Did you know that Northern Ireland is the only part of the UK that doesn’t provide specialist perinatal mental health inpatient facilities?
Let me explain that in layman’s terms – it essentially means that women who suffer with severe mental ill health after giving birth must leave their babies in the care of someone else while they get hospital treatment.
Imagine, just imagine, feeling so unwell that you need to be admitted to hospital, but knowing that in accepting that help, you will be separated from your baby.
It’s simply not good enough – women, babies, partners, children, whole families – they’re all being failed by the current inadequacies in the system.
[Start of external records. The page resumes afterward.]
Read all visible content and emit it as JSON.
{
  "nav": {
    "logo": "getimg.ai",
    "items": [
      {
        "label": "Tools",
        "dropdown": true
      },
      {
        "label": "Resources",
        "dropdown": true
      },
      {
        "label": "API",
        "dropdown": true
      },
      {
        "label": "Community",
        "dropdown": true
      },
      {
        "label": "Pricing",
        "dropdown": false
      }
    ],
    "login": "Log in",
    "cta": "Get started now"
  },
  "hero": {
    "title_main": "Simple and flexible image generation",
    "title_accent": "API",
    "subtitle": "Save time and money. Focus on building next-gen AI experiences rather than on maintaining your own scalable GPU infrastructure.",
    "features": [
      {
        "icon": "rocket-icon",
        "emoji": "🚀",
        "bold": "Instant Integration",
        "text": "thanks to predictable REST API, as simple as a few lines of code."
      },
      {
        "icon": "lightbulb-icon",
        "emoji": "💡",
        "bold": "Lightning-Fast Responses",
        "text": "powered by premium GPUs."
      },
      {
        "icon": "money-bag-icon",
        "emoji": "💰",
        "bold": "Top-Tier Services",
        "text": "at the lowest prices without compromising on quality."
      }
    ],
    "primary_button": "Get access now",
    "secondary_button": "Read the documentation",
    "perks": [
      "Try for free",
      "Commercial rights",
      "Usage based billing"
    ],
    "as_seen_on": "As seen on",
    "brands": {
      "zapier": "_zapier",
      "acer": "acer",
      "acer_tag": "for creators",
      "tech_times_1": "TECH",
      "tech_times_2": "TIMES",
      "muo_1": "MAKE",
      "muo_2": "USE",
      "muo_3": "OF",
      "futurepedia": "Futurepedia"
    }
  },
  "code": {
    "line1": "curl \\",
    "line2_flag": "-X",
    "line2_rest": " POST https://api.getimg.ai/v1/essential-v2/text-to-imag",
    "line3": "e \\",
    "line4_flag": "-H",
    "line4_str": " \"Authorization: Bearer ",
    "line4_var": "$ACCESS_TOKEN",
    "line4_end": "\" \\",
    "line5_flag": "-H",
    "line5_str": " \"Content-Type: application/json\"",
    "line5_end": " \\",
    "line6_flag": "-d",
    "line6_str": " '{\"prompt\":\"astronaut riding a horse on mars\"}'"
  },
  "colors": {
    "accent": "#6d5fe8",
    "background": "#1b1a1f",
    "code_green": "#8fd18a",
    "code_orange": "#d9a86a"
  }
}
But there are some out there who are making it their business to raise standards and offer advice and support to women who are in desperate need of help.
Michelle Bradley is one of them.
The mum of three from Glengormley not only set up and runs PANGS NI, a forum for women struggling with their mental health during pregnancy and the postnatal period.
She also helps to organise the Northern Ireland Maternal Mental Health Conference, and most recently, she became a published author with the release of her book, Pangs: Surviving Motherhood and Mental Illness.
And let me tell you, it’s a fantastic read.
I picked up my copy a few weeks ago to flick through just as my husband was heading to bed.
“I’ll be up in a minute,” I told him.
And then I ended up reading the book from cover to cover in one sitting.
She provides such an honest and raw account of her own experience of postnatal depression and anxiety.
Having been there myself, her words resonated so much with me, I found the book impossible to put down.
I read most of it with tears in my eyes – Michelle talks about the conveyor belt of care provided to pregnant women, she describes how her husband, 34-year-old Eoin, was told to leave the hospital at times when she was at her most vulnerable, how her voice and wishes were completely and utterly ignored.
She spells out the terror she felt, the reliance on medication to fix mental ill health and how the woeful lack of help available prompted her to set up PANGS NI, and she also provides a comprehensive guide to the different kinds of mental health disorders and advice on how to treat them.
All in all, the book is an invaluable resource for anyone affected by perinatal mental health difficulties, whether that’s the woman themselves, their partner or even someone who is preparing for pregnancy.
Michelle (34), mum to six-year-old Alexis, Cooper (3) and 18-month-old Luna, said: “I had no-one to talk to when I was finding things hard, there were no support groups out there.
“I remember thinking I would find something on Facebook but there was nothing there either so I decided I would set something up myself.
“I didn’t think anyone would actually join up, that maybe I was the only person feeling this way but then 44 people joined in three days and there are over 500 members now.”
Opening up about her experience and her work helping other mums made Michelle realise just how dire the situation is for women suffering from mental health ill.
Over time, she has become more and more active in campaigning for better services and it was in speaking out about her own experience that led her to begin putting her thoughts down on paper for others to read.
“After giving talks, I would get women coming up to me in tears telling me that they really understood where I was coming from, that they could relate to my story,” she said.
“I really believe that by speaking about what I have been through it can help other women open up too and that’s so important when it comes to our mental health.”
The act of writing the book has, in itself, been a gruelling but cathartic experience for Michelle.
She continued: “I would write a bit and then collapse for a few days to recover.
“But I’m glad I did it and I hope it can help others going through a similar experience.
“There is a perception in society that depression is something you recover from, but it’s more like we all have mental health and we have to look after it.
“Just like we look after our bodies, we have to look after our minds as well.
“I’ve realised that it’s something I’m going to live with for the rest of my life, but I’m aware of the triggers and I know what I can do to keep it under control.
“The fact is that services in Northern Ireland are desperate, they’re not good enough, and I won’t stop until they’re better.”
“With the birth of my daughter came the death of the person I thought I was. It was the beginning of a long spiral down into a darkness that would threaten my very existence.”
“At each appointment I left feeling like a part on a conveyor belt, just another pregnant lady to be processed and released. I remember towards the end of that pregnancy getting quite bewildered because I wanted to explain my fear of panicking, but it seemed rather pointless given that none of these people would actually be present at my birth!”
“There was one midwife in particular who lacked any sign of compassion and seemed bored and frustrated with me. She made me feel like I was making a terrible fuss over nothing. Her ‘push on’ translated in my head to ‘You’re not doing this well enough. You’re terrible at giving birth. You are so shit at this’. I was in the middle of the most exhausting and unyielding experience of my life and the people who were supposed to be my cheerleaders became my tormentors.”
“I finally had the birth I had dreamed of, relatively calm, quick, and in water. I had panicked but with the help of my husband I got it under control and I bossed that shit. Here I was, glowing with pride in myself, love for my baby and gratitude for my husband. I felt like Superwoman. If she had been my first baby, I would have done it a hundred times.”